Thursday was Lughnasadh for those of us who call ourselves pagan. It's a holy day in honor of Lugh, an ancient Celtic god often represented by light and a powerful sun. My path is Goddess-centric, and so I acknowledge the day as the first of the three harvest festivals (the second is the Fall Equinox, the third, Samhain--Halloween). The very first seasonal ritual I consciously observed as spiritual practice was Lughnasadh, about 17 years ago. I remember rising at dawn so I could go into the park across the street from us before the neighborhood awoke, and there I made offerings of corn muffins, gave thanks, and rejoiced at the turning of the Wheel. This year I honored the day in part by slow-roasting and then freezing tomatoes from a local farm, giving thanks for the bounty that will sweeten Winter evenings.
But I don't like alot of things about Summer; it's a season that leaves me squirming in discomfort, languishing in heat and humidity. I'm deeply grateful for the bounty of this time of year; I know this morning the farm market will yield apricots and plums, tomatoes and zucchini, herbs and corn. And I love that the place I work is closed on Fridays most of the Summer. Friday mornings on the porch, drinking coffee while soaking in the glory of the morning glories and the songs of the birds are a blessing I don't take for granted. I'm kind of backwards; this is my hibernation time, the time when I have little choice but to dream and plan. I come awake as the days grow shorter and the nights cooler, when pumpkins and apples replace tomatoes as farm market staples. But still, there is a harvest here in our corner of the world....
We gathered our first garlic today! We've never grown it before, and got 28 heads for 72 cloves planted, but there it is, hung in a never-gets-direct-sun north-facing living room window, with a window fan below, our very first homegrown garlic! We have several notes of things to do better in the future (remove the Winter straw mulch and fertilize come Spring among them), but for a few months, we'll savor this very first garlic.

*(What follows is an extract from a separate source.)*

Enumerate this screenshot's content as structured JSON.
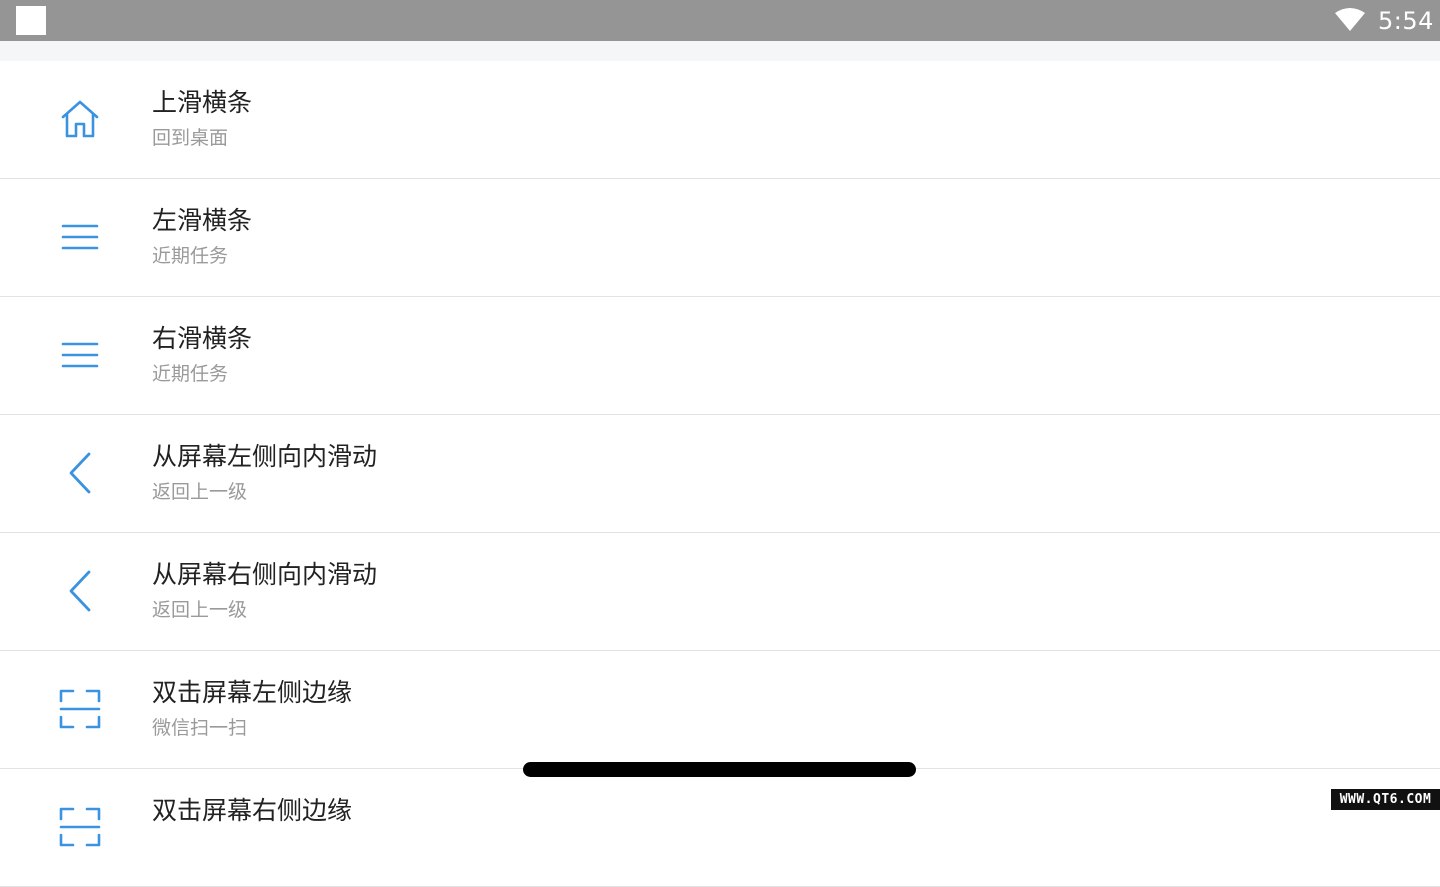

Garlic is a fascinating thing; for those who haven't grown it, you plant individual cloves. About nine months later (!), after it has lived in the dark, put out tall green shoots into the world, and those shoots have danced in Summer breezes and then died back, you get big heads of the stuff, and you plant individual cloves from the best of those heads....if you get it right, you sow what you reap and then sow the best of that harvest. Isn't that a great metaphor for spiritual growth?
What are you harvesting this month as Summer begins her final songs?